Data section Start Marker
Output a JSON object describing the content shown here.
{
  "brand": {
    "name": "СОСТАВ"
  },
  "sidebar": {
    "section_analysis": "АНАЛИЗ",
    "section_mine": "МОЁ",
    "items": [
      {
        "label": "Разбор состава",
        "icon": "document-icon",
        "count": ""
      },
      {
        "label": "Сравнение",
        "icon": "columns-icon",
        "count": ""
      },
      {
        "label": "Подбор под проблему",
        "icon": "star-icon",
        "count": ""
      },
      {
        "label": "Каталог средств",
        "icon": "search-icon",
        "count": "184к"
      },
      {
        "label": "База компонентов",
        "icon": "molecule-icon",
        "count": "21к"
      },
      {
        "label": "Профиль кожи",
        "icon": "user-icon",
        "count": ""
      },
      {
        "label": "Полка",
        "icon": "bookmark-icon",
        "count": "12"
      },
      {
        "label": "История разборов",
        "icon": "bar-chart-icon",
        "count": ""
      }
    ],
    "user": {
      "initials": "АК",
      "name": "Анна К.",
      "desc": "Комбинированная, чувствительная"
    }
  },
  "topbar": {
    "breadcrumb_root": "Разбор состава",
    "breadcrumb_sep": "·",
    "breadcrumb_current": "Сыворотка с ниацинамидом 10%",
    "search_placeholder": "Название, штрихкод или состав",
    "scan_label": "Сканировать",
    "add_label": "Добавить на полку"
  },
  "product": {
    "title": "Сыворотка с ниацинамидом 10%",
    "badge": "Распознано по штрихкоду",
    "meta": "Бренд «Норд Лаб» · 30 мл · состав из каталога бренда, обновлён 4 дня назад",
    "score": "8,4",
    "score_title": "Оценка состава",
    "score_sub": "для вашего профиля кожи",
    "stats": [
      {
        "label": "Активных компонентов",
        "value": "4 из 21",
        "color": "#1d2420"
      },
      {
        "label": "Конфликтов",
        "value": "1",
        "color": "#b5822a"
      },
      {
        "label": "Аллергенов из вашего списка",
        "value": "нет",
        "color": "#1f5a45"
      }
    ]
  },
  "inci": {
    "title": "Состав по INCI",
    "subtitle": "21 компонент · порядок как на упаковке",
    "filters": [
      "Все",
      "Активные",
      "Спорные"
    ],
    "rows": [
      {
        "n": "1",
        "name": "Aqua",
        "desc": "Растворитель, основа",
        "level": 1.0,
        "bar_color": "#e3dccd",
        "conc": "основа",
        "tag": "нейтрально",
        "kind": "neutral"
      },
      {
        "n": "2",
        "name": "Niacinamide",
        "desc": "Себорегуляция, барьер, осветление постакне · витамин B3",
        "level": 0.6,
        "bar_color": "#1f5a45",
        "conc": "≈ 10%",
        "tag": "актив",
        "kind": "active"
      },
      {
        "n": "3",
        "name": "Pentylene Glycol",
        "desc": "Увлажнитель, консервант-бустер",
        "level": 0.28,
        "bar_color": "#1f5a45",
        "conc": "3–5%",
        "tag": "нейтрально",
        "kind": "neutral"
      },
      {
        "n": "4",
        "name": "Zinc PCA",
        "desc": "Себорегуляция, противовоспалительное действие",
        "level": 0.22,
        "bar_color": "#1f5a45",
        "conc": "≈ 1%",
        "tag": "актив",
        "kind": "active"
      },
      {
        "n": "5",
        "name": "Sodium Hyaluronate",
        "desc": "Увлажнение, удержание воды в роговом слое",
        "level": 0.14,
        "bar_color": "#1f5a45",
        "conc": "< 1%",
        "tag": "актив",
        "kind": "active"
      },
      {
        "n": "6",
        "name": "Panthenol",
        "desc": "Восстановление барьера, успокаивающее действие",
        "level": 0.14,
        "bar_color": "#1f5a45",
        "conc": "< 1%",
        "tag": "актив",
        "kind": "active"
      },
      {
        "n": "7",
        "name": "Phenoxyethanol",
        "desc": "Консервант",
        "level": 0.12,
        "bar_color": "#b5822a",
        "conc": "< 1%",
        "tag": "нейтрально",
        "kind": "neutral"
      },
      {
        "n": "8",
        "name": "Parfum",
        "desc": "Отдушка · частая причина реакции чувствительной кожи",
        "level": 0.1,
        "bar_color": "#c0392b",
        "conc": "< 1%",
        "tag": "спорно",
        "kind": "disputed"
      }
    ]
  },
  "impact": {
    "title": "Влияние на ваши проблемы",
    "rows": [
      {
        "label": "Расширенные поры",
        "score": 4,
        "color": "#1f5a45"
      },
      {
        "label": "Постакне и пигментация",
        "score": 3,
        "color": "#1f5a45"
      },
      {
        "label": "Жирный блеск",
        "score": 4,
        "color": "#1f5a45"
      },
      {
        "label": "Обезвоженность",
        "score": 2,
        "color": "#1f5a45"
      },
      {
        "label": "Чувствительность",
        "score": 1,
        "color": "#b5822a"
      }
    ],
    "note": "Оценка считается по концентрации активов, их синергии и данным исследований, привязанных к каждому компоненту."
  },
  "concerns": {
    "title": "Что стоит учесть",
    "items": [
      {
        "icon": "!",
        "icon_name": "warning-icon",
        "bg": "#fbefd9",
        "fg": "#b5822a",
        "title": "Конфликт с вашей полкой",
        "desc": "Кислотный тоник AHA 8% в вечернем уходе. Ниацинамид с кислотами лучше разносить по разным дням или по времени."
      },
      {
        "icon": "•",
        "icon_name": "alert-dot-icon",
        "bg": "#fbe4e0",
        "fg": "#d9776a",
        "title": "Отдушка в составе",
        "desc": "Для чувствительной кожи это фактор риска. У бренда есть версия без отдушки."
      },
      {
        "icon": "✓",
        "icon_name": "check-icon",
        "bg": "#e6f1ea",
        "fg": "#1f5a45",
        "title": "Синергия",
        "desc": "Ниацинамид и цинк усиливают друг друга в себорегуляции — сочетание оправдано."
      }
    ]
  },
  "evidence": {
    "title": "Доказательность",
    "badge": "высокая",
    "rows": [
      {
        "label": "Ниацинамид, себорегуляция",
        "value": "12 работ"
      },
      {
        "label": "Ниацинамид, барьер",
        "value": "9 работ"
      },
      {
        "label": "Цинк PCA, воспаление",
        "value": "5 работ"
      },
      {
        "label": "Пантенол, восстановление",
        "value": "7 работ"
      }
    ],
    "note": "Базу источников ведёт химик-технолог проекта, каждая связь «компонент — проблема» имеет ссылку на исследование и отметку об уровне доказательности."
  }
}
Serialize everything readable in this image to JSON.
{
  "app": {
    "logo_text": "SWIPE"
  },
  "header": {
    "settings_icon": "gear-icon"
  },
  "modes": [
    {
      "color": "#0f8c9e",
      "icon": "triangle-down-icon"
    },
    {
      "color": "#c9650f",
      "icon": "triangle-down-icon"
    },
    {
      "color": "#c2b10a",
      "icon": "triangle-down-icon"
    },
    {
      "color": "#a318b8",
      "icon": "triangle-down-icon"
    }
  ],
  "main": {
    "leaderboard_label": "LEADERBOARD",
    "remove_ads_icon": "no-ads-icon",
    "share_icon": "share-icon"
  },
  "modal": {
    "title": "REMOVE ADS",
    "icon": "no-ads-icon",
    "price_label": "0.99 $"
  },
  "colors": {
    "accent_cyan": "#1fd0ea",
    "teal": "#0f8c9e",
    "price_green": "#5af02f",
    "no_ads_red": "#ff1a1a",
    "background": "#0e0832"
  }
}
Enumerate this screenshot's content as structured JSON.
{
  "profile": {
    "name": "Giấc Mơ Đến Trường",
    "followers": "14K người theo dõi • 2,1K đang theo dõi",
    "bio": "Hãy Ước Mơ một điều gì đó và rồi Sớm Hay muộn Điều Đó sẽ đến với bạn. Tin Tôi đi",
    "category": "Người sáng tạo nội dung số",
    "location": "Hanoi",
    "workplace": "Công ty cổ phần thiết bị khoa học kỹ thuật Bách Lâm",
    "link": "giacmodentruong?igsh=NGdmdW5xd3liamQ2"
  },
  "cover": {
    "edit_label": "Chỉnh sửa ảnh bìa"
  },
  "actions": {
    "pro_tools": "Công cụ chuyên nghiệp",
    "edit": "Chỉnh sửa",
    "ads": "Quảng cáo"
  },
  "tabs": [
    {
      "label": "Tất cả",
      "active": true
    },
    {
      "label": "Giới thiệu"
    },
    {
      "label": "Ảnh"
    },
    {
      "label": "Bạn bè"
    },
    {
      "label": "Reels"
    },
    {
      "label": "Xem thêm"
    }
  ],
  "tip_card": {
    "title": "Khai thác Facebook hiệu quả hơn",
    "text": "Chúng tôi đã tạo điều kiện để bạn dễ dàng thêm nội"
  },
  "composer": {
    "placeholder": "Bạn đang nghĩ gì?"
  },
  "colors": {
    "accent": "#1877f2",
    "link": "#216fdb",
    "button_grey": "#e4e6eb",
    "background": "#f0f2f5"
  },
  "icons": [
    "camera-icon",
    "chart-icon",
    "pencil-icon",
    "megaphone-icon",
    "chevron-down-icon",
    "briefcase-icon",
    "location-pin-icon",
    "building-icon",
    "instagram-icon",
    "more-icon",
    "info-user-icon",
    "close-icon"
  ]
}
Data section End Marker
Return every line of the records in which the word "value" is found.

        "value": "4 из 21",
        "value": "1",
        "value": "нет",
        "value": "12 работ"
        "value": "9 работ"
        "value": "5 работ"
        "value": "7 работ"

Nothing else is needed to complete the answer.